For Unity we are working through Patrick Felica’s “Unity From Zero to Proficiency”.  This is actually a series of books that starts at the absolute “do not know didly” stage and advances to a fairly proficient level.  Patrick actually solicits advice and suggestions on improving his books so I give feedback from my students to him.  Considering the price, the resources and the readability it is a great way to go.  Are there errors in it?  Yup but so far they are things that can be figured out.

Amazon Lumberyard is a real experiment.  Amazon bought CryEngine and is revamping it.  The new Lumberyard version is new, as in maybe two years?  After reading the reviews comparing it to Unity I was not going to bother but the author of the textbook I use for Corona suggested I give it a try.  He would send me an early release of his new Lumberyard textbook to beta test with some kids.  New software?  New book?  Human experimentation?  What could go wrong!  Let’s go for it!  So I have three of my sharpest kids working through the book and taking editorial notes as they go.  The book is Dr. Brian Burton’s “Game Design Fundamentals with Amazon Lumberyard: Space Explorer”.  The book is a complete game building course starting with building the objects with Blender, shading with GIMP and then game building with Lumberyard.  The book is very incomplete at the moment.  Chapter 3 is about 8 lines, pictures are missing captions and so on.  Very early release.  I love it.  Instead of the kids just reading the tutorial and following along they actually have to figure out what Dr. Burton’s intent is and fill in the blanks.  I get editorial suggestions from them at the end of the period and forward them on to Dr. Burton.
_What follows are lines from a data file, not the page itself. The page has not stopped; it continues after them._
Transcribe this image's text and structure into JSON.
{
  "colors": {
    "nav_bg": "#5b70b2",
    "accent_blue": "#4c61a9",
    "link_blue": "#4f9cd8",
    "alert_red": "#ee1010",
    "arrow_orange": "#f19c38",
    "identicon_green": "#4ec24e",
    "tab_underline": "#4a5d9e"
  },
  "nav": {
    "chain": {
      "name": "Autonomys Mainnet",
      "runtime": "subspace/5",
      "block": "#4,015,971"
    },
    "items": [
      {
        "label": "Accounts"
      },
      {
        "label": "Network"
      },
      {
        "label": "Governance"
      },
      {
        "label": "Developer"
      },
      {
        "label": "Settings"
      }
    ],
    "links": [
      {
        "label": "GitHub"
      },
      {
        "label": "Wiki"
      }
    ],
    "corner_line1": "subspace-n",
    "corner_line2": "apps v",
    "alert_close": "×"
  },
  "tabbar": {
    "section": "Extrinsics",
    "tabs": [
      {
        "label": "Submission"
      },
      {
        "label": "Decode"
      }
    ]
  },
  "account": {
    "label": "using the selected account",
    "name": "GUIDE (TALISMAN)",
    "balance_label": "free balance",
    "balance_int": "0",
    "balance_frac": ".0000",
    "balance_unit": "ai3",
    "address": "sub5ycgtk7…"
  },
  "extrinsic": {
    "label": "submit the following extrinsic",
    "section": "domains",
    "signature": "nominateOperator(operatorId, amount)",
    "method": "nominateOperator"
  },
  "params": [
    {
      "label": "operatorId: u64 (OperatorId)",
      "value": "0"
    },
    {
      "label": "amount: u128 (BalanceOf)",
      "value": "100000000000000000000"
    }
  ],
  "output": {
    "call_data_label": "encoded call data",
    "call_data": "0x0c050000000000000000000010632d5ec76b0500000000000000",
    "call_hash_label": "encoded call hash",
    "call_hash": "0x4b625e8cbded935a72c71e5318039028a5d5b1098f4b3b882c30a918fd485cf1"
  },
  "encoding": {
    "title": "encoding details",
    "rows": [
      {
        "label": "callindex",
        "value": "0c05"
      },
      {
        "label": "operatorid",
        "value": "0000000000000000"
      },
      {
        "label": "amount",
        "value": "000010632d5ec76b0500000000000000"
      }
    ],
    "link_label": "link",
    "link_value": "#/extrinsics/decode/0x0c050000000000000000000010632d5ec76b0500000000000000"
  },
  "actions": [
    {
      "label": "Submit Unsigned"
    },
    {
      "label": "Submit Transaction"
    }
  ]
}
At the moment the “programming” part of the course has not hit the traditional concept of coding.  We are building things now.  ZtoP uses Javascript for its language and Lumberyard uses Lua.  I know nothing of Javascript and I know Lua in a different environment.  No problem.  After taking a quick look at the programming chapters in ZtoP we should do just fine.  Dr. Burton has not written the chapters on programming for his book yet.  This might be a slight problem but there is always hope the chapters will arrive before the kids get to that point.  After all this is human experimentation so there is a bit of risk involved.